### WHAT YOU SHOULD DO
Among the entries below, tally each line containing "this"; respond with the total only.

BEGIN RECORD EXTRACTS

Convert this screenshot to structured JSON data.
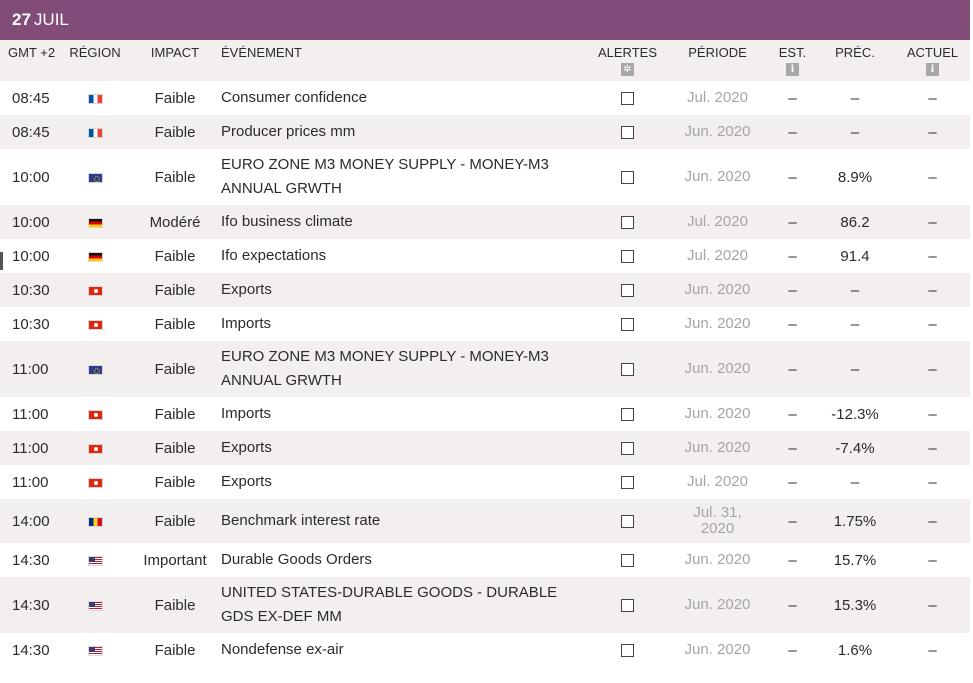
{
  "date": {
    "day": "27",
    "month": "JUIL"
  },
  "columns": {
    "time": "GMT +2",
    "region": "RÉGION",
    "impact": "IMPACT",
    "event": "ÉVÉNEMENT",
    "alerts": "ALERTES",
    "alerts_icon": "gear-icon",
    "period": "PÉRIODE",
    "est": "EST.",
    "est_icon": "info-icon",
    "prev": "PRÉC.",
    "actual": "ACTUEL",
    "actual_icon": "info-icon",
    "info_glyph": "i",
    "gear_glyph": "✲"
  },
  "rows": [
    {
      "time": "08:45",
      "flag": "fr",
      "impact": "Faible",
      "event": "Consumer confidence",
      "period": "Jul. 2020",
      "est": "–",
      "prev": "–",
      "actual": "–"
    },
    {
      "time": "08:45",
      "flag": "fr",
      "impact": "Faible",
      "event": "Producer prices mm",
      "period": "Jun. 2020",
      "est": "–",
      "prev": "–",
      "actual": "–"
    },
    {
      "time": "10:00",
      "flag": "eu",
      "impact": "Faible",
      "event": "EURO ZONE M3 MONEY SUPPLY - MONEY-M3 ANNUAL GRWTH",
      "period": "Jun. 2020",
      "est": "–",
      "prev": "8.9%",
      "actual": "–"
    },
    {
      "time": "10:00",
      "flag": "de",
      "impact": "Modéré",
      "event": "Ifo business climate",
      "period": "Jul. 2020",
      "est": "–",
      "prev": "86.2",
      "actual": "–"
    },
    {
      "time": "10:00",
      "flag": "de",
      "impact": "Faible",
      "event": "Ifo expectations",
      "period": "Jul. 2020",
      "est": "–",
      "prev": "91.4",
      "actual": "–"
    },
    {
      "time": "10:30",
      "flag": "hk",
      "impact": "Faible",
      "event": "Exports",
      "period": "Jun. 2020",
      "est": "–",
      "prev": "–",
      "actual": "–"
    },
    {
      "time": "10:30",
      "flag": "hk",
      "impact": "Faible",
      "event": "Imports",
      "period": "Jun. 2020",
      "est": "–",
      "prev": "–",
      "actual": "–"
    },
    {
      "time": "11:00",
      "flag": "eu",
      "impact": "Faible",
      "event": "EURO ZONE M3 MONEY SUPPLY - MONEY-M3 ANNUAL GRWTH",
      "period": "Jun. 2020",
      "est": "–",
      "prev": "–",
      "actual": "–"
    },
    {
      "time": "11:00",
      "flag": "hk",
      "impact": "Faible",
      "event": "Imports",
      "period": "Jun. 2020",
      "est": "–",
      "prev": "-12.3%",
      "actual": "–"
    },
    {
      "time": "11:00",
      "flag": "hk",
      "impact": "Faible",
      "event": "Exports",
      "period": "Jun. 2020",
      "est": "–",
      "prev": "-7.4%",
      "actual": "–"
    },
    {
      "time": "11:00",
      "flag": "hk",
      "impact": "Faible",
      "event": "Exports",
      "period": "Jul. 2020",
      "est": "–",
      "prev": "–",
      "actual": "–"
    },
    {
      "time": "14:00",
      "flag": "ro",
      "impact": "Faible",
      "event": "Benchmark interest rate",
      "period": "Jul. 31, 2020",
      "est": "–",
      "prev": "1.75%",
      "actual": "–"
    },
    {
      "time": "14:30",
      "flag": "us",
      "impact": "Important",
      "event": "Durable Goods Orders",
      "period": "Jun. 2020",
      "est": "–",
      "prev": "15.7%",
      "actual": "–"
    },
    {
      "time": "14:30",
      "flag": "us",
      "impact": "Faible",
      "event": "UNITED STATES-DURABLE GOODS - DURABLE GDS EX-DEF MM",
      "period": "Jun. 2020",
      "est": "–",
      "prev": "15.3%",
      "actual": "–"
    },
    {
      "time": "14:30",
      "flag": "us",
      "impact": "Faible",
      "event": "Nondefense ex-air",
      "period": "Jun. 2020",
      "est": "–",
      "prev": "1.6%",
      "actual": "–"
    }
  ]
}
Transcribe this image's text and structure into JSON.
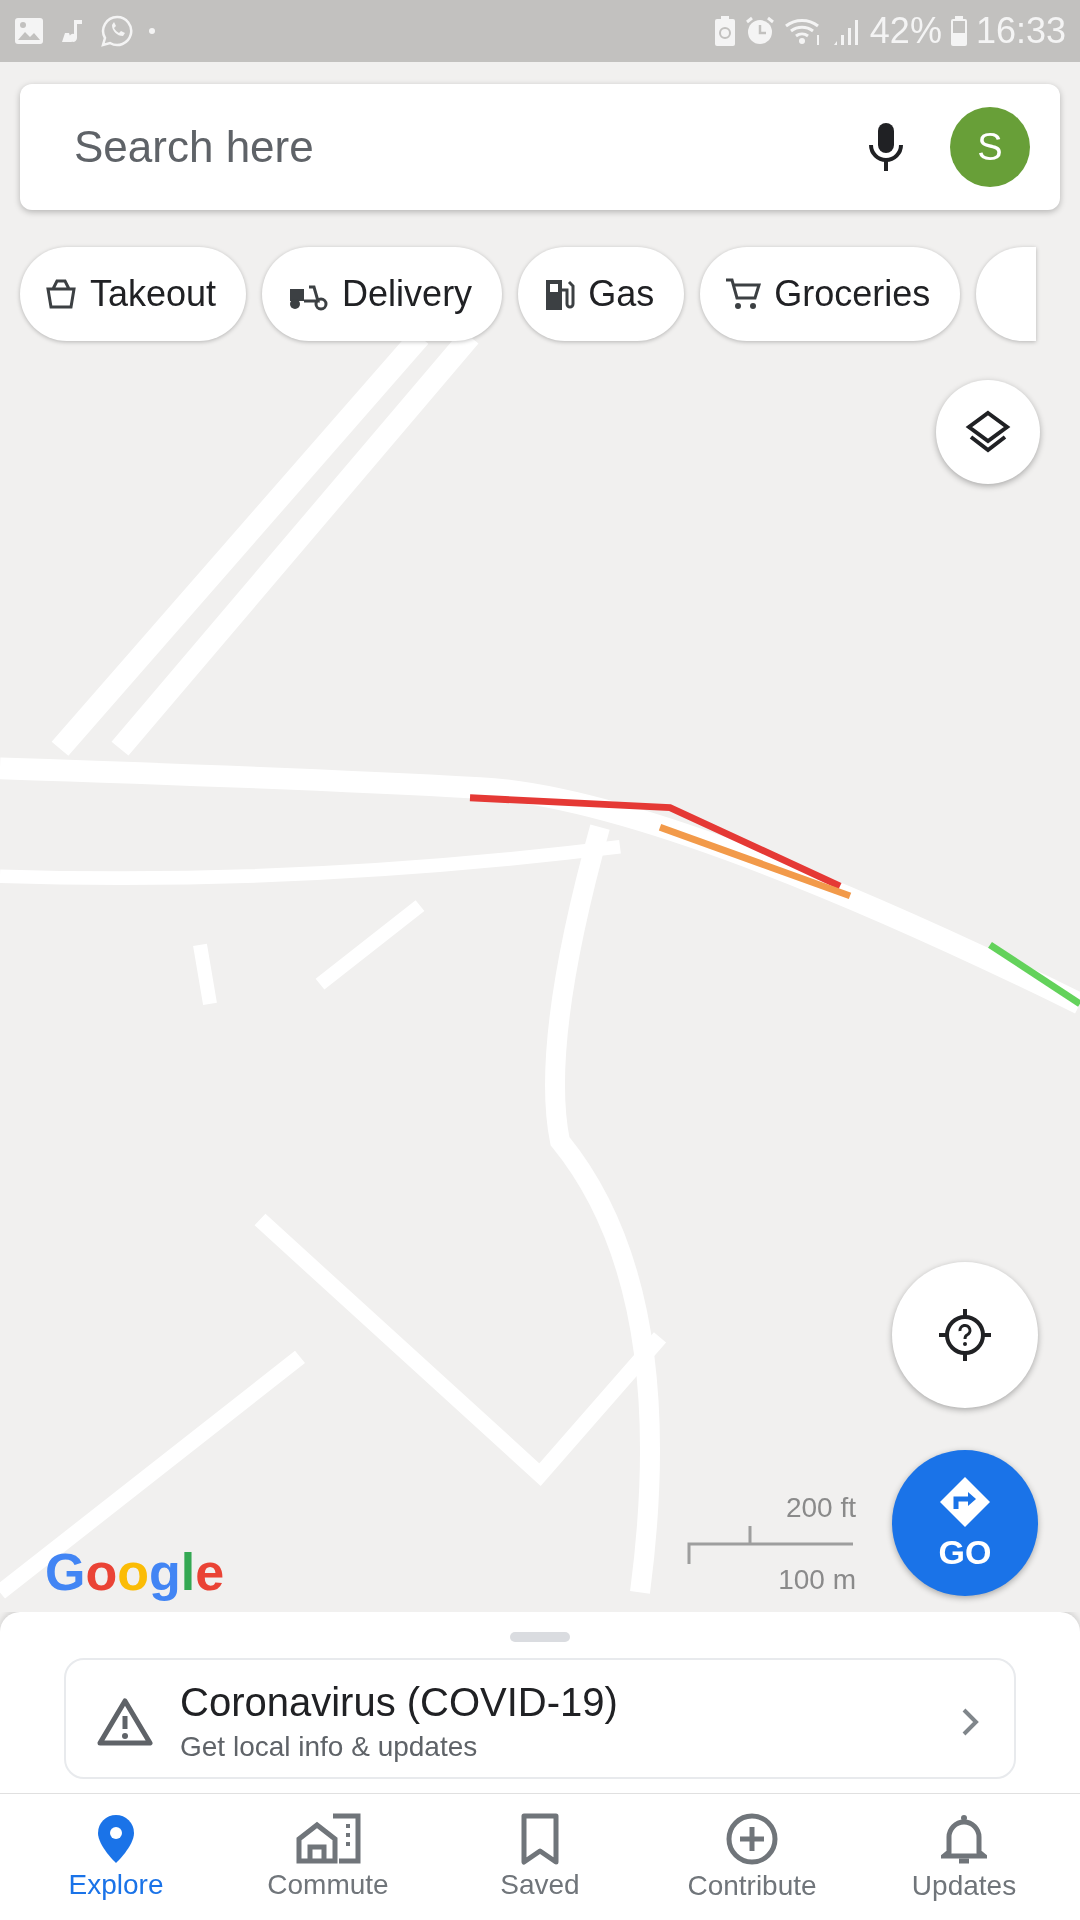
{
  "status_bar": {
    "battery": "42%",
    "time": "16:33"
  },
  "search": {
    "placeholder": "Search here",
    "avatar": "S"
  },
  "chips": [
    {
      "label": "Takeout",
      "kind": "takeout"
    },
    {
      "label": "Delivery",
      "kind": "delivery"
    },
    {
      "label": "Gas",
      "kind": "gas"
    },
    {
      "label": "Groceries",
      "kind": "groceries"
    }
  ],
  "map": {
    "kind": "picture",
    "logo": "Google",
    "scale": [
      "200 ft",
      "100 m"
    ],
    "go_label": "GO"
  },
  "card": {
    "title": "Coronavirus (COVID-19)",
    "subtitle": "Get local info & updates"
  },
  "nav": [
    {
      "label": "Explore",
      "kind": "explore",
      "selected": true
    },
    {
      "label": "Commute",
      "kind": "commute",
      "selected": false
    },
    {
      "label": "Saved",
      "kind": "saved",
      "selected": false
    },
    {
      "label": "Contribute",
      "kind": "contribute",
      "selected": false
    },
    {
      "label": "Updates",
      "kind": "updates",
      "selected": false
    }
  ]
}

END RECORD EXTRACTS

### EXERCISE OUTPUT
2